== Work item ==
Retype each entry verbatim. Do not include the images.

== Collected data ==
================================
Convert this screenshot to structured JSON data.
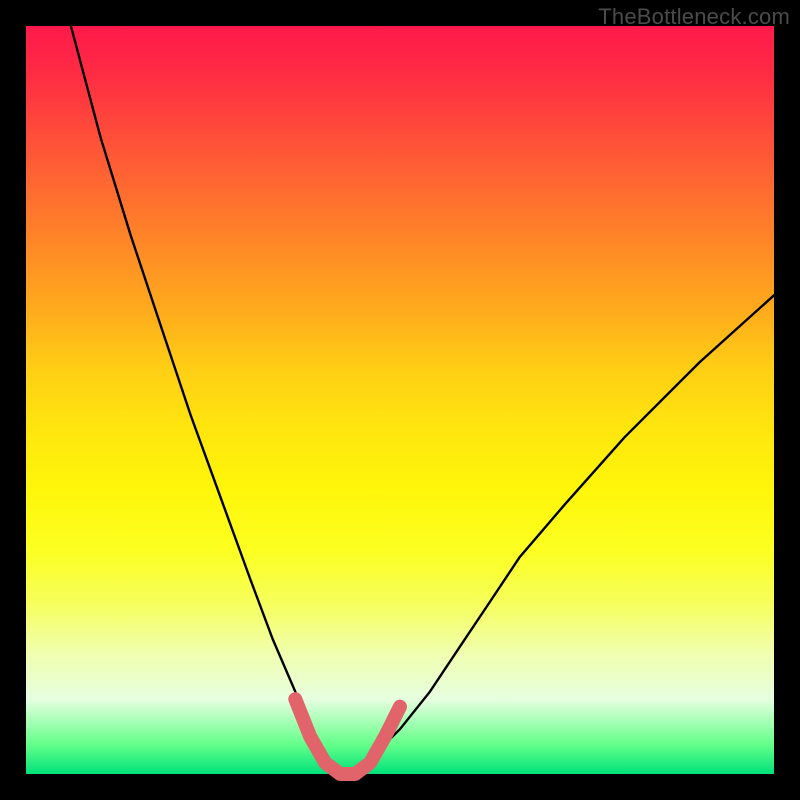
{
  "watermark": "TheBottleneck.com",
  "chart_data": {
    "type": "line",
    "title": "",
    "xlabel": "",
    "ylabel": "",
    "xlim": [
      0,
      100
    ],
    "ylim": [
      0,
      100
    ],
    "grid": false,
    "legend": false,
    "series": [
      {
        "name": "bottleneck-curve",
        "color": "#000000",
        "x": [
          6,
          10,
          14,
          18,
          22,
          26,
          30,
          33,
          36,
          38,
          40,
          42,
          44,
          46,
          50,
          54,
          58,
          62,
          66,
          72,
          80,
          90,
          100
        ],
        "y": [
          100,
          85,
          72,
          60,
          48,
          37,
          26,
          18,
          11,
          6,
          2,
          0,
          0,
          2,
          6,
          11,
          17,
          23,
          29,
          36,
          45,
          55,
          64
        ]
      },
      {
        "name": "optimal-zone-highlight",
        "color": "#e2646b",
        "x": [
          36,
          38,
          40,
          42,
          44,
          46,
          48,
          50
        ],
        "y": [
          10,
          5,
          1.5,
          0,
          0,
          1.5,
          5,
          9
        ]
      }
    ],
    "annotations": []
  },
  "colors": {
    "frame": "#000000",
    "gradient_top": "#ff1a4b",
    "gradient_mid": "#ffe60e",
    "gradient_bottom": "#00e27a",
    "curve": "#000000",
    "highlight": "#e2646b"
  }
}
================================
== Answer box ==
Convert this screenshot to structured JSON data.
{
  "watermark": "TheBottleneck.com",
  "chart_data": {
    "type": "line",
    "title": "",
    "xlabel": "",
    "ylabel": "",
    "xlim": [
      0,
      100
    ],
    "ylim": [
      0,
      100
    ],
    "grid": false,
    "legend": false,
    "series": [
      {
        "name": "bottleneck-curve",
        "color": "#000000",
        "x": [
          6,
          10,
          14,
          18,
          22,
          26,
          30,
          33,
          36,
          38,
          40,
          42,
          44,
          46,
          50,
          54,
          58,
          62,
          66,
          72,
          80,
          90,
          100
        ],
        "y": [
          100,
          85,
          72,
          60,
          48,
          37,
          26,
          18,
          11,
          6,
          2,
          0,
          0,
          2,
          6,
          11,
          17,
          23,
          29,
          36,
          45,
          55,
          64
        ]
      },
      {
        "name": "optimal-zone-highlight",
        "color": "#e2646b",
        "x": [
          36,
          38,
          40,
          42,
          44,
          46,
          48,
          50
        ],
        "y": [
          10,
          5,
          1.5,
          0,
          0,
          1.5,
          5,
          9
        ]
      }
    ],
    "annotations": []
  },
  "colors": {
    "frame": "#000000",
    "gradient_top": "#ff1a4b",
    "gradient_mid": "#ffe60e",
    "gradient_bottom": "#00e27a",
    "curve": "#000000",
    "highlight": "#e2646b"
  }
}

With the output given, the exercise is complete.